From Wikipedia, the free encyclopedia
Jump to navigation Jump to search
Abandoned mining facilities

Jinguashi (Chinkuashih; Chinese: 金瓜石; pinyin: Jīnguāshí; Wade–Giles: Chin1-kua1-shih2; Pe̍h-ōe-jī: Kim-koe-chio̍h) is a town in Ruifang District, New Taipei City, Taiwan, notable for its historic gold and copper mines. It was also known as Kinkaseki in Japanese and was under Taihoku Prefecture during Japanese rule.

From 1942 to 1945, the town was host to Kinkaseki Prisoner of War Camp (Chinese: 金瓜石戰俘營; Japanese: 金瓜石/きんかせき捕虜監視所). Of the 430 Allied POW deaths across all fourteen Japanese POW camps on Taiwan, the majority occurred at Kinkaseki.[1]

Under Japanese rule[edit]

Kinkaseki was an important mining town for the Japanese Empire during Japan's rule over Taiwan. United States Navy analysis during World War II stated that the Kinkaseki gold mines were among Imperial Japan's largest sources of gold, based on figures from 1937.[2] The mines also produced substantial amounts of copper—7,350 tons in 1936, more than anywhere else in Taiwan—and some silver.[3] The mines were operated by Taiwan Kōgyō K.K. (Taiwan Mining Company, 台湾鉱業株式会社) and covered approximately 5.5 million tsubo (18.18 km2).[4]

The Kinkaseki prisoner of war camp (Kinkaseki #1) was opened on November 14, 1942. The initial POWs arrived from Singapore after its capture by Japan. Over 1,100 Allied (mostly British) POWs would be held in the camp, forced to work in the mines. The camp mines were closed in March 1945, as transport of copper to the Japanese home islands become infeasible due to Allied naval power. The POWs were relocated to Kukutsu POW Camp in Hsintien (Xindian District) by late June of 1945.[5]


Following the Allied defeat of Imperial Japan, charges were brought against nine employees of Nippon Mining Company (the parent company of Taiwan Kōgyō) for cruelty and mistreatment of POWs at Kinkaseki. On May 28, 1947, eight of the nine were found guilty by the British War Crime Court Number Five in Hong Kong.[6] The Court held the company, not the Japanese Army, formally responsible for POW mistreatment.[7]

A memorial park for the POW camp was opened in 1997.[8]

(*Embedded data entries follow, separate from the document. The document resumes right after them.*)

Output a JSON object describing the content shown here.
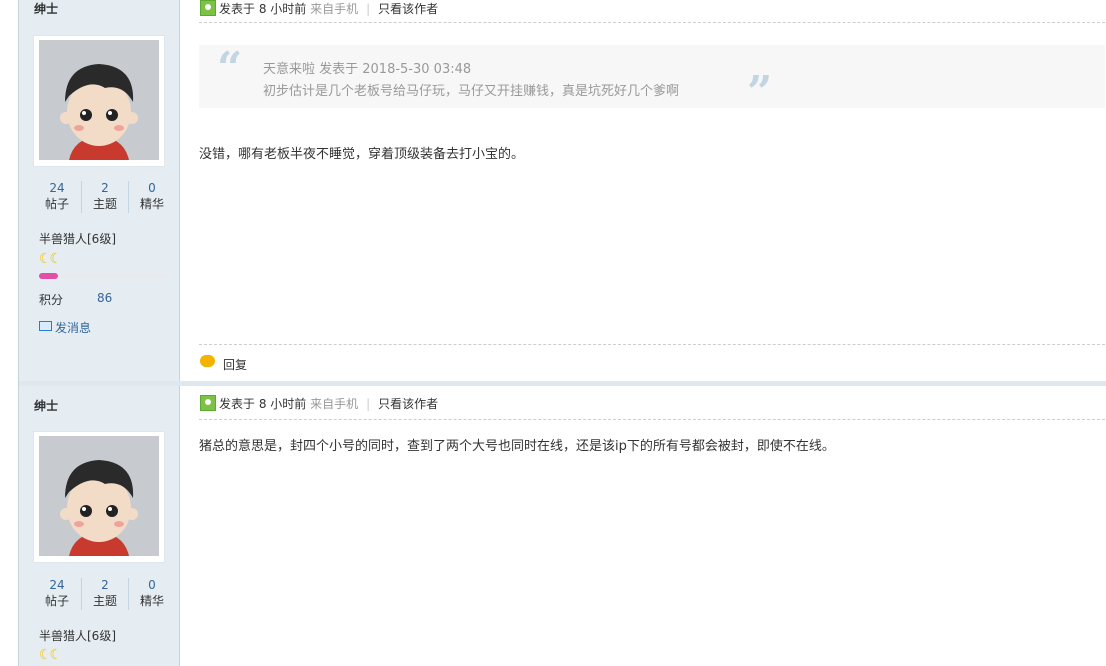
{
  "posts": [
    {
      "author": "绅士",
      "stats": [
        {
          "num": "24",
          "label": "帖子"
        },
        {
          "num": "2",
          "label": "主题"
        },
        {
          "num": "0",
          "label": "精华"
        }
      ],
      "level": "半兽猎人[6级]",
      "level_progress": 0.15,
      "points_label": "积分",
      "points_value": "86",
      "send_msg": "发消息",
      "posted": "发表于 8 小时前",
      "from": "来自手机",
      "author_only": "只看该作者",
      "quote": {
        "header": "天意来啦 发表于 2018-5-30 03:48",
        "text": "初步估计是几个老板号给马仔玩，马仔又开挂赚钱，真是坑死好几个爹啊"
      },
      "body": "没错，哪有老板半夜不睡觉，穿着顶级装备去打小宝的。",
      "reply": "回复"
    },
    {
      "author": "绅士",
      "stats": [
        {
          "num": "24",
          "label": "帖子"
        },
        {
          "num": "2",
          "label": "主题"
        },
        {
          "num": "0",
          "label": "精华"
        }
      ],
      "level": "半兽猎人[6级]",
      "posted": "发表于 8 小时前",
      "from": "来自手机",
      "author_only": "只看该作者",
      "body": "猪总的意思是，封四个小号的同时，查到了两个大号也同时在线，还是该ip下的所有号都会被封，即使不在线。"
    }
  ],
  "colors": {
    "sidebar": "#e5edf2",
    "link": "#336699",
    "accent": "#e24fa8"
  }
}
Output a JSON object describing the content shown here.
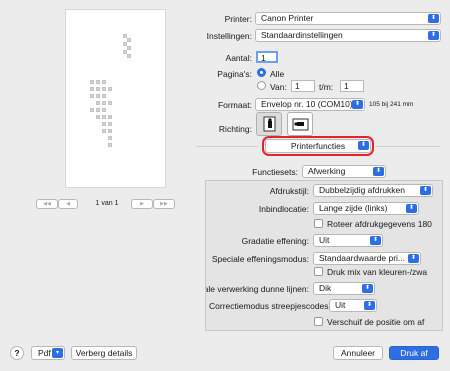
{
  "preview": {
    "prev_first": "◀◀",
    "prev": "◀",
    "page_indicator": "1 van 1",
    "next": "▶",
    "next_last": "▶▶"
  },
  "printer": {
    "label": "Printer:",
    "value": "Canon Printer"
  },
  "settings": {
    "label": "Instellingen:",
    "value": "Standaardinstellingen"
  },
  "copies": {
    "label": "Aantal:",
    "value": "1"
  },
  "pages": {
    "label": "Pagina's:",
    "all_label": "Alle",
    "from_label": "Van:",
    "from_value": "1",
    "to_label": "t/m:",
    "to_value": "1"
  },
  "format": {
    "label": "Formaat:",
    "value": "Envelop nr. 10 (COM10)",
    "size_text": "105 bij 241 mm"
  },
  "orientation": {
    "label": "Richting:"
  },
  "section": {
    "value": "Printerfuncties"
  },
  "feature_sets": {
    "label": "Functiesets:",
    "value": "Afwerking"
  },
  "options": {
    "print_style": {
      "label": "Afdrukstijl:",
      "value": "Dubbelzijdig afdrukken"
    },
    "binding": {
      "label": "Inbindlocatie:",
      "value": "Lange zijde (links)"
    },
    "rotate_label": "Roteer afdrukgegevens 180",
    "gradation": {
      "label": "Gradatie effening:",
      "value": "Uit"
    },
    "special_smoothing": {
      "label": "Speciale effeningsmodus:",
      "value": "Standaardwaarde pri..."
    },
    "color_mix_label": "Druk mix van kleuren-/zwa",
    "thin_lines": {
      "label": "Speciale verwerking dunne lijnen:",
      "value": "Dik"
    },
    "barcode": {
      "label": "Correctiemodus streepjescodes:",
      "value": "Uit"
    },
    "shift_label": "Verschuif de positie om af"
  },
  "footer": {
    "help": "?",
    "pdf": "Pdf",
    "hide_details": "Verberg details",
    "cancel": "Annuleer",
    "print": "Druk af"
  },
  "colors": {
    "accent": "#2d6ee3",
    "highlight": "#e0262a"
  }
}
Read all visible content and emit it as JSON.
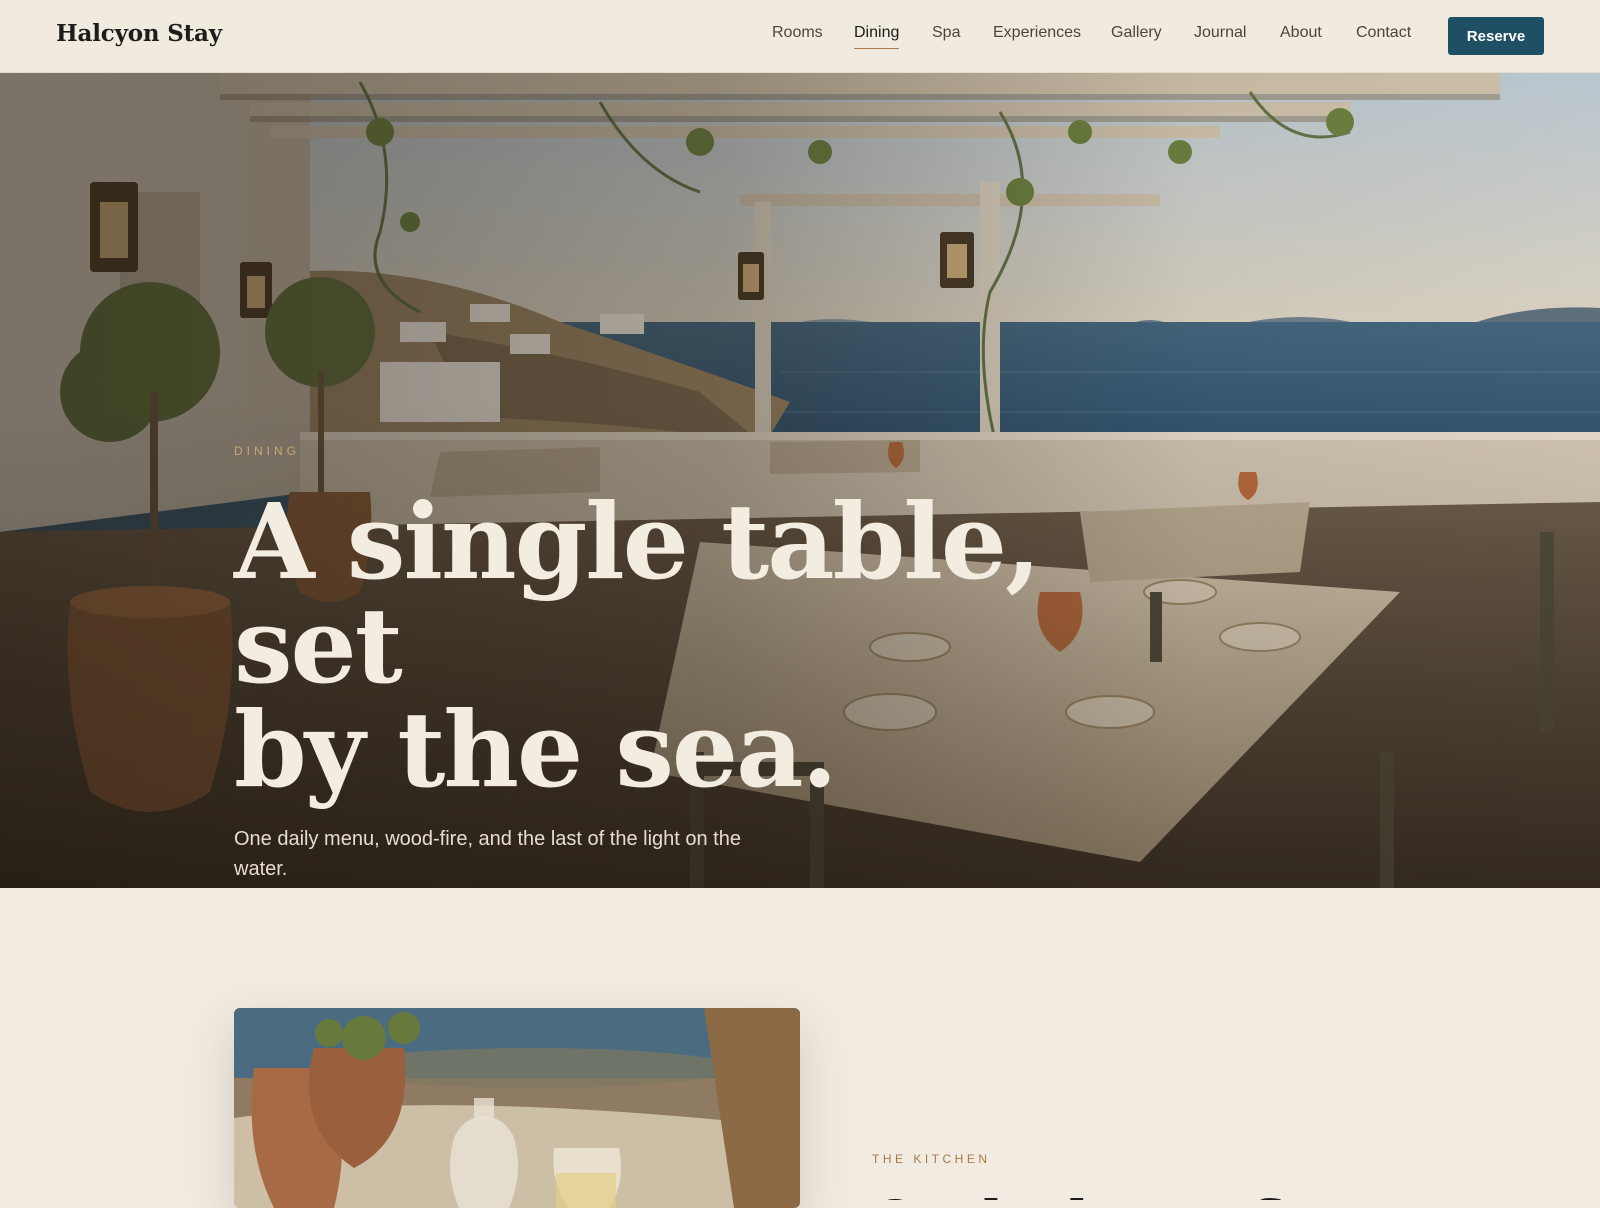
{
  "brand": {
    "name": "Halcyon Stay"
  },
  "nav": {
    "items": [
      {
        "label": "Rooms",
        "active": false
      },
      {
        "label": "Dining",
        "active": true
      },
      {
        "label": "Spa",
        "active": false
      },
      {
        "label": "Experiences",
        "active": false
      },
      {
        "label": "Gallery",
        "active": false
      },
      {
        "label": "Journal",
        "active": false
      },
      {
        "label": "About",
        "active": false
      },
      {
        "label": "Contact",
        "active": false
      }
    ],
    "cta_label": "Reserve"
  },
  "hero": {
    "eyebrow": "DINING",
    "title_lines": [
      "A single table, set",
      "by the sea."
    ],
    "subtitle": "One daily menu, wood-fire, and the last of the light on the water.",
    "image": "terrace dining tables under a pergola overlooking the sea"
  },
  "kitchen": {
    "eyebrow": "THE KITCHEN",
    "heading": "Cooked over fire",
    "image": "carafe and glass of white wine on a stone table"
  },
  "colors": {
    "page_background": "#f1ebe1",
    "header_background": "#f0eadf",
    "accent": "#1e4f63",
    "eyebrow_gold": "#a67a45",
    "hero_text": "#f3ece1"
  }
}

Although the minerals have since been depleted, the town still attracts many visitors to its Gold Ecological Park, which opened in October 2004. Jinguashi was named a potential World Heritage site in 2002.

See also[edit]


  1. ^ Prentice, David (30 October 2015). "The Forgotten POWs of the Pacific: The Story of Taiwan's Camps". Thinking Taiwan. Retrieved 21 December 2020.
  2. ^ United States Office of the Chief of Naval Operations (1944). Civil Affairs Handbook: Taiwan (Formosa) - Taihoku Province. Washington, D.C.: U.S. Department of the Navy. p. 173.
  3. ^ United States Office of the Chief of Naval Operations 1944, p. 46.
  4. ^ United States Office of the Chief of Naval Operations 1944, p. 44.
  5. ^ Hurst, Michael. "KINKASEKI CAMP #1". Taiwan POW Camps Memorial Society. Retrieved 2021-01-07.
  6. ^ Ramasatry, Anita (April 2002). "Corporate Complicity: From Nuremberg to Rangoon - An Examination of Forced Labor Cases and Their Impact on the Liability of Multinational Corporations". Berkeley Journal of International Law. 20 (1): 113.
  7. ^ Ramasatry 2002, p. 114.
  8. ^ "POWs remembered at Kinkaseki event". Taipei Times. 2010-11-16. Retrieved 2020-12-28.

External links[edit]

Coordinates: 25°07′N 121°51′E / 25.117°N 121.850°E / 25.117; 121.850